Single sleeve & Single collar

Single sleeve & Single collar

The fundamental Kumi-kata (Fighting grips) are the Kenka yotsu (Asymmetrical grips by the two opponents) which include the natural posture right-side grip, the natural posture left-side grip, the right natural posture right-side grip, the left natural posture left-side grip, the "Both sleeves ", the "Both lapels ", etc., and some of these grips can draw a penalty under specific conditions. Single collar and Single sleeve refer to a posture in which a combatant grasps the opponent's lapel and sleeve on the same side (right lapel and right sleeve, or left lapel and left sleeve), or in which he grasps only the lapel, with his pulling hand free. Grasping one lapel in this manner for 6 seconds or longer will draw a penalty. Although the Single collar grip is very advantageous when mounting an attack, it also leaves the attacker in an unstable posture. A well-balanced offense and defense is essential in Judo, and that balance must be kept to 5:5. The Single collar creates an extremely unbalanced 9:1 offense-to-defense condition.

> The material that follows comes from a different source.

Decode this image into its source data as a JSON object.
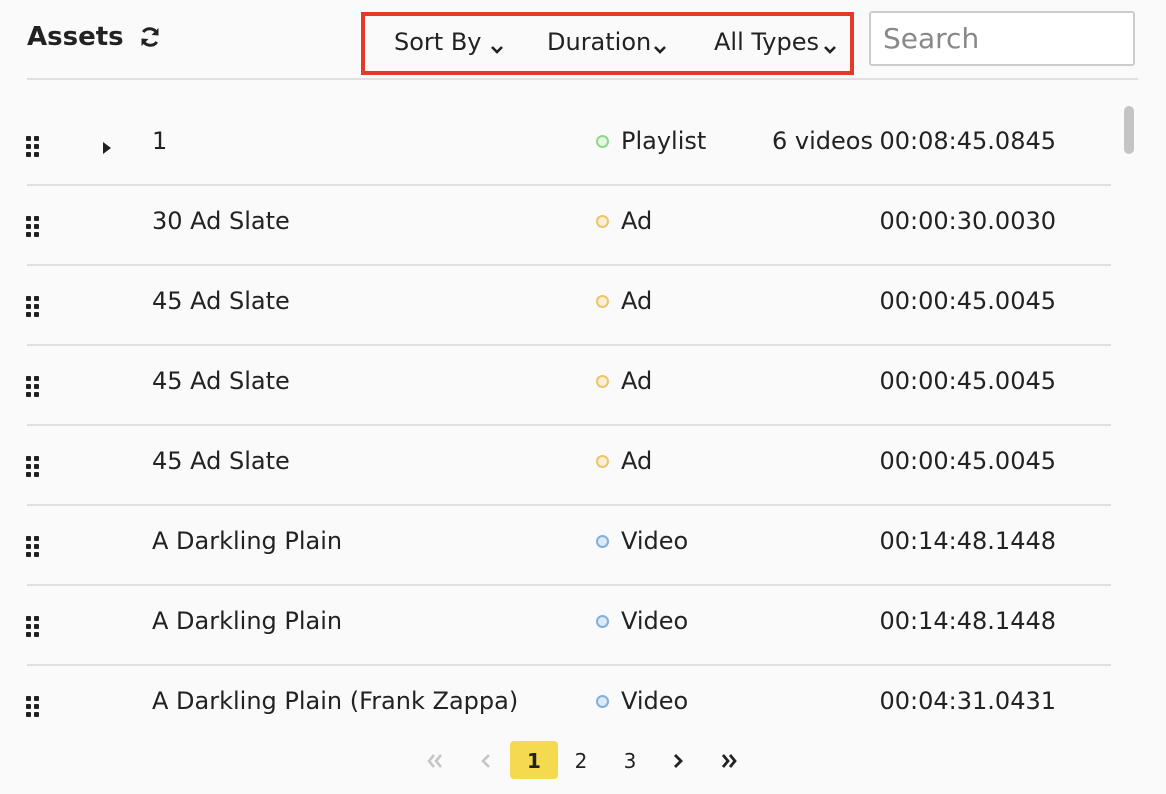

A "Single sleeve" is a posture in which a combatant grasps one of the opponent's sleeves with both hands. This posture will also draw a penalty if the combatant grasps the sleeve for 6 seconds or longer without beginning his attack.